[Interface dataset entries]
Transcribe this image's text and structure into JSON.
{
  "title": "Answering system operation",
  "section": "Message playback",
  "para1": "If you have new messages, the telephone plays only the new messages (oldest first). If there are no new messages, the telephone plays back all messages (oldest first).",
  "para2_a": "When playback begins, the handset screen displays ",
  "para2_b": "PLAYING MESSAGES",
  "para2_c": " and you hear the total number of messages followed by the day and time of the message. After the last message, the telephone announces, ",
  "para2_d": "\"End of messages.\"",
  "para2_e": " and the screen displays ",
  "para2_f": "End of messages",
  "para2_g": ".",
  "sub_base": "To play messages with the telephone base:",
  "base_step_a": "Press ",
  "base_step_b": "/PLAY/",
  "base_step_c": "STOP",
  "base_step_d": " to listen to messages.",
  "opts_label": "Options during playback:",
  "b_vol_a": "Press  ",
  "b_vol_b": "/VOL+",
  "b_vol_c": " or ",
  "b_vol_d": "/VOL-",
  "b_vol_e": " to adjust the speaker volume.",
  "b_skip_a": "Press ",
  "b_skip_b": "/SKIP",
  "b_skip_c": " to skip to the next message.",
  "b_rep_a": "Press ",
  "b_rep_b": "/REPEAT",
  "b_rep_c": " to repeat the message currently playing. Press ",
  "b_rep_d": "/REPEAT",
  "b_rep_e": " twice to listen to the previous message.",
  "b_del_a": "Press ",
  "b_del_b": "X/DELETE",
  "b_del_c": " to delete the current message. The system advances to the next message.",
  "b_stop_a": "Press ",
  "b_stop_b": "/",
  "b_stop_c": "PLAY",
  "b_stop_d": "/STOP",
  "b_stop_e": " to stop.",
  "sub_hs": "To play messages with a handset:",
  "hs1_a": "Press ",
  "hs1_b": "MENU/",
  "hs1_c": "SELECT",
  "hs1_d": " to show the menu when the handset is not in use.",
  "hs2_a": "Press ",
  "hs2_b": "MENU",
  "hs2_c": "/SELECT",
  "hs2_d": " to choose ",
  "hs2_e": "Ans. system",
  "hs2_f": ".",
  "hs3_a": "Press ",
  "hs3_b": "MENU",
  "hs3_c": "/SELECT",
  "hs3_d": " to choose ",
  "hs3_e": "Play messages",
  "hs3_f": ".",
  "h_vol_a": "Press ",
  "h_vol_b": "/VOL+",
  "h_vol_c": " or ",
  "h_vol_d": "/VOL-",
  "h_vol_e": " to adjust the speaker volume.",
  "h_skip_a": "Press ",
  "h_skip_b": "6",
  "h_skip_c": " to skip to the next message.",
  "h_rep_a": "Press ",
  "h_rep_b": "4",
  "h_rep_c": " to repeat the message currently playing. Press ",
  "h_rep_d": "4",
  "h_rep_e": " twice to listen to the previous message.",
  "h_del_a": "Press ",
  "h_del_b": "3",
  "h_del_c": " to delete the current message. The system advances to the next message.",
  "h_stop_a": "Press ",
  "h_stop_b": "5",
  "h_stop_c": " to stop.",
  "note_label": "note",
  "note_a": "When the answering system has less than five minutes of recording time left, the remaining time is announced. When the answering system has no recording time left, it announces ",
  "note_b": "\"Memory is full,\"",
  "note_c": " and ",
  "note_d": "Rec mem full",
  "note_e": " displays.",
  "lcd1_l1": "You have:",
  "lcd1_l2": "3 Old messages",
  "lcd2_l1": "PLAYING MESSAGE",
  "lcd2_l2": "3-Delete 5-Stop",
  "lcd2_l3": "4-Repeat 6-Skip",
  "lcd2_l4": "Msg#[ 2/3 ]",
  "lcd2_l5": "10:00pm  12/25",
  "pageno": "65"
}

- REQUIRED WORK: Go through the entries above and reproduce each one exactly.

- PROBLEM SOLUTION:
Transcribe this image's text and structure into JSON.
{
  "title": "Answering system operation",
  "section": "Message playback",
  "para1": "If you have new messages, the telephone plays only the new messages (oldest first). If there are no new messages, the telephone plays back all messages (oldest first).",
  "para2_a": "When playback begins, the handset screen displays ",
  "para2_b": "PLAYING MESSAGES",
  "para2_c": " and you hear the total number of messages followed by the day and time of the message. After the last message, the telephone announces, ",
  "para2_d": "\"End of messages.\"",
  "para2_e": " and the screen displays ",
  "para2_f": "End of messages",
  "para2_g": ".",
  "sub_base": "To play messages with the telephone base:",
  "base_step_a": "Press ",
  "base_step_b": "/PLAY/",
  "base_step_c": "STOP",
  "base_step_d": " to listen to messages.",
  "opts_label": "Options during playback:",
  "b_vol_a": "Press  ",
  "b_vol_b": "/VOL+",
  "b_vol_c": " or ",
  "b_vol_d": "/VOL-",
  "b_vol_e": " to adjust the speaker volume.",
  "b_skip_a": "Press ",
  "b_skip_b": "/SKIP",
  "b_skip_c": " to skip to the next message.",
  "b_rep_a": "Press ",
  "b_rep_b": "/REPEAT",
  "b_rep_c": " to repeat the message currently playing. Press ",
  "b_rep_d": "/REPEAT",
  "b_rep_e": " twice to listen to the previous message.",
  "b_del_a": "Press ",
  "b_del_b": "X/DELETE",
  "b_del_c": " to delete the current message. The system advances to the next message.",
  "b_stop_a": "Press ",
  "b_stop_b": "/",
  "b_stop_c": "PLAY",
  "b_stop_d": "/STOP",
  "b_stop_e": " to stop.",
  "sub_hs": "To play messages with a handset:",
  "hs1_a": "Press ",
  "hs1_b": "MENU/",
  "hs1_c": "SELECT",
  "hs1_d": " to show the menu when the handset is not in use.",
  "hs2_a": "Press ",
  "hs2_b": "MENU",
  "hs2_c": "/SELECT",
  "hs2_d": " to choose ",
  "hs2_e": "Ans. system",
  "hs2_f": ".",
  "hs3_a": "Press ",
  "hs3_b": "MENU",
  "hs3_c": "/SELECT",
  "hs3_d": " to choose ",
  "hs3_e": "Play messages",
  "hs3_f": ".",
  "h_vol_a": "Press ",
  "h_vol_b": "/VOL+",
  "h_vol_c": " or ",
  "h_vol_d": "/VOL-",
  "h_vol_e": " to adjust the speaker volume.",
  "h_skip_a": "Press ",
  "h_skip_b": "6",
  "h_skip_c": " to skip to the next message.",
  "h_rep_a": "Press ",
  "h_rep_b": "4",
  "h_rep_c": " to repeat the message currently playing. Press ",
  "h_rep_d": "4",
  "h_rep_e": " twice to listen to the previous message.",
  "h_del_a": "Press ",
  "h_del_b": "3",
  "h_del_c": " to delete the current message. The system advances to the next message.",
  "h_stop_a": "Press ",
  "h_stop_b": "5",
  "h_stop_c": " to stop.",
  "note_label": "note",
  "note_a": "When the answering system has less than five minutes of recording time left, the remaining time is announced. When the answering system has no recording time left, it announces ",
  "note_b": "\"Memory is full,\"",
  "note_c": " and ",
  "note_d": "Rec mem full",
  "note_e": " displays.",
  "lcd1_l1": "You have:",
  "lcd1_l2": "3 Old messages",
  "lcd2_l1": "PLAYING MESSAGE",
  "lcd2_l2": "3-Delete 5-Stop",
  "lcd2_l3": "4-Repeat 6-Skip",
  "lcd2_l4": "Msg#[ 2/3 ]",
  "lcd2_l5": "10:00pm  12/25",
  "pageno": "65"
}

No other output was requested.